Reproduce the entries that follow, exactly and in full.
*** Source material ***
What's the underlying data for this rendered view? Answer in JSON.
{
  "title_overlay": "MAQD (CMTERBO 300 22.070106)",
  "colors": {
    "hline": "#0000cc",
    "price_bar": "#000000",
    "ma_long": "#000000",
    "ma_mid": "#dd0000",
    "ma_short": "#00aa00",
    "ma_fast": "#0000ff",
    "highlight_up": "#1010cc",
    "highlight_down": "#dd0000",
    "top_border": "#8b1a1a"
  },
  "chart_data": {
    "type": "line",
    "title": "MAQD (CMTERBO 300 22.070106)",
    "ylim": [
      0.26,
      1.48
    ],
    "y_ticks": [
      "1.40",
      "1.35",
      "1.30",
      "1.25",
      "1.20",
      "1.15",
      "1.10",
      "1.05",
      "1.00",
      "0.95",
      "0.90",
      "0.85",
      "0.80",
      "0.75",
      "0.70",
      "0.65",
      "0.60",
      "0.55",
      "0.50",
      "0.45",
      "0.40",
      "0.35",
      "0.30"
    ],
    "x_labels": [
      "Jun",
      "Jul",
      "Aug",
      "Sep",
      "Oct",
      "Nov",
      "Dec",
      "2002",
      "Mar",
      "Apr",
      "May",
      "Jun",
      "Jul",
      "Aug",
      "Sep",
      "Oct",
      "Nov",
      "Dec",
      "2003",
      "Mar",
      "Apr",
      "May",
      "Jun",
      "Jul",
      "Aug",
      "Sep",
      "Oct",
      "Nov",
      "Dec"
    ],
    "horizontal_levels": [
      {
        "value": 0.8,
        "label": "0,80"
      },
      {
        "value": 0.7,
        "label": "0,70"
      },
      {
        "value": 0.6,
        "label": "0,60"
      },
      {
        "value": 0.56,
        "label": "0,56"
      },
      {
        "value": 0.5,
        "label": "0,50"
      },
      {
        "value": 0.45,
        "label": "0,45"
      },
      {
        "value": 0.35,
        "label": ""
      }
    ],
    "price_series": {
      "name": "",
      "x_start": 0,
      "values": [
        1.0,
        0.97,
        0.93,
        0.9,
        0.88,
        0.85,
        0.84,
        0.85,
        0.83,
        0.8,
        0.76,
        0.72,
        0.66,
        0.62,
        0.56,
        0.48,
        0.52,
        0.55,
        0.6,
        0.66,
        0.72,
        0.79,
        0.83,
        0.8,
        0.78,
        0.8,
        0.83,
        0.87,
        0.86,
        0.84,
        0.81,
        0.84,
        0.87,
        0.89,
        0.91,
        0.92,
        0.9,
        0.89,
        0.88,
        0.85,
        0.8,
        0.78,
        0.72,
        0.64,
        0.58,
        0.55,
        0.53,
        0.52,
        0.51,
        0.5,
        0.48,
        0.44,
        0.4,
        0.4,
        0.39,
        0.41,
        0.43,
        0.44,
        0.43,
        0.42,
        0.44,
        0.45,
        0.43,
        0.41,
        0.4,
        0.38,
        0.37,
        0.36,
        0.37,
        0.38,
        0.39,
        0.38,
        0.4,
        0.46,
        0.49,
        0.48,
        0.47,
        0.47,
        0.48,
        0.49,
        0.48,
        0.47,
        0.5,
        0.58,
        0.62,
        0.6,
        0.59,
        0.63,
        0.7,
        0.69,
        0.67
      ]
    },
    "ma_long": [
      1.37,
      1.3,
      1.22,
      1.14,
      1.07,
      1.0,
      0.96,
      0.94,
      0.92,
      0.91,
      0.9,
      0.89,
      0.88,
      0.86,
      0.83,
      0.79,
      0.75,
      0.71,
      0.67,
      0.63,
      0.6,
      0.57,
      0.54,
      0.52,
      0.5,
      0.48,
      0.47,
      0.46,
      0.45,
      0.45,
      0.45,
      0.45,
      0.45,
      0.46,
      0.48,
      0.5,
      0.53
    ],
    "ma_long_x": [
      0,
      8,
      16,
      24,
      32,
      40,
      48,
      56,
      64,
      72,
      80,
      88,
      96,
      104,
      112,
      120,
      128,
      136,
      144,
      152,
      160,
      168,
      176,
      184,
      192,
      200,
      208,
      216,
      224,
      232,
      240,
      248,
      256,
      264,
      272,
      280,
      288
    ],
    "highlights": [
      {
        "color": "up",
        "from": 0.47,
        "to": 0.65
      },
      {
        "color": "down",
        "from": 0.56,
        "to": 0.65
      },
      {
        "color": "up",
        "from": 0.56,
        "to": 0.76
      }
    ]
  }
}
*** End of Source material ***
- _Exercise result_:
What's the underlying data for this rendered view? Answer in JSON.
{
  "title_overlay": "MAQD (CMTERBO 300 22.070106)",
  "colors": {
    "hline": "#0000cc",
    "price_bar": "#000000",
    "ma_long": "#000000",
    "ma_mid": "#dd0000",
    "ma_short": "#00aa00",
    "ma_fast": "#0000ff",
    "highlight_up": "#1010cc",
    "highlight_down": "#dd0000",
    "top_border": "#8b1a1a"
  },
  "chart_data": {
    "type": "line",
    "title": "MAQD (CMTERBO 300 22.070106)",
    "ylim": [
      0.26,
      1.48
    ],
    "y_ticks": [
      "1.40",
      "1.35",
      "1.30",
      "1.25",
      "1.20",
      "1.15",
      "1.10",
      "1.05",
      "1.00",
      "0.95",
      "0.90",
      "0.85",
      "0.80",
      "0.75",
      "0.70",
      "0.65",
      "0.60",
      "0.55",
      "0.50",
      "0.45",
      "0.40",
      "0.35",
      "0.30"
    ],
    "x_labels": [
      "Jun",
      "Jul",
      "Aug",
      "Sep",
      "Oct",
      "Nov",
      "Dec",
      "2002",
      "Mar",
      "Apr",
      "May",
      "Jun",
      "Jul",
      "Aug",
      "Sep",
      "Oct",
      "Nov",
      "Dec",
      "2003",
      "Mar",
      "Apr",
      "May",
      "Jun",
      "Jul",
      "Aug",
      "Sep",
      "Oct",
      "Nov",
      "Dec"
    ],
    "horizontal_levels": [
      {
        "value": 0.8,
        "label": "0,80"
      },
      {
        "value": 0.7,
        "label": "0,70"
      },
      {
        "value": 0.6,
        "label": "0,60"
      },
      {
        "value": 0.56,
        "label": "0,56"
      },
      {
        "value": 0.5,
        "label": "0,50"
      },
      {
        "value": 0.45,
        "label": "0,45"
      },
      {
        "value": 0.35,
        "label": ""
      }
    ],
    "price_series": {
      "name": "",
      "x_start": 0,
      "values": [
        1.0,
        0.97,
        0.93,
        0.9,
        0.88,
        0.85,
        0.84,
        0.85,
        0.83,
        0.8,
        0.76,
        0.72,
        0.66,
        0.62,
        0.56,
        0.48,
        0.52,
        0.55,
        0.6,
        0.66,
        0.72,
        0.79,
        0.83,
        0.8,
        0.78,
        0.8,
        0.83,
        0.87,
        0.86,
        0.84,
        0.81,
        0.84,
        0.87,
        0.89,
        0.91,
        0.92,
        0.9,
        0.89,
        0.88,
        0.85,
        0.8,
        0.78,
        0.72,
        0.64,
        0.58,
        0.55,
        0.53,
        0.52,
        0.51,
        0.5,
        0.48,
        0.44,
        0.4,
        0.4,
        0.39,
        0.41,
        0.43,
        0.44,
        0.43,
        0.42,
        0.44,
        0.45,
        0.43,
        0.41,
        0.4,
        0.38,
        0.37,
        0.36,
        0.37,
        0.38,
        0.39,
        0.38,
        0.4,
        0.46,
        0.49,
        0.48,
        0.47,
        0.47,
        0.48,
        0.49,
        0.48,
        0.47,
        0.5,
        0.58,
        0.62,
        0.6,
        0.59,
        0.63,
        0.7,
        0.69,
        0.67
      ]
    },
    "ma_long": [
      1.37,
      1.3,
      1.22,
      1.14,
      1.07,
      1.0,
      0.96,
      0.94,
      0.92,
      0.91,
      0.9,
      0.89,
      0.88,
      0.86,
      0.83,
      0.79,
      0.75,
      0.71,
      0.67,
      0.63,
      0.6,
      0.57,
      0.54,
      0.52,
      0.5,
      0.48,
      0.47,
      0.46,
      0.45,
      0.45,
      0.45,
      0.45,
      0.45,
      0.46,
      0.48,
      0.5,
      0.53
    ],
    "ma_long_x": [
      0,
      8,
      16,
      24,
      32,
      40,
      48,
      56,
      64,
      72,
      80,
      88,
      96,
      104,
      112,
      120,
      128,
      136,
      144,
      152,
      160,
      168,
      176,
      184,
      192,
      200,
      208,
      216,
      224,
      232,
      240,
      248,
      256,
      264,
      272,
      280,
      288
    ],
    "highlights": [
      {
        "color": "up",
        "from": 0.47,
        "to": 0.65
      },
      {
        "color": "down",
        "from": 0.56,
        "to": 0.65
      },
      {
        "color": "up",
        "from": 0.56,
        "to": 0.76
      }
    ]
  }
}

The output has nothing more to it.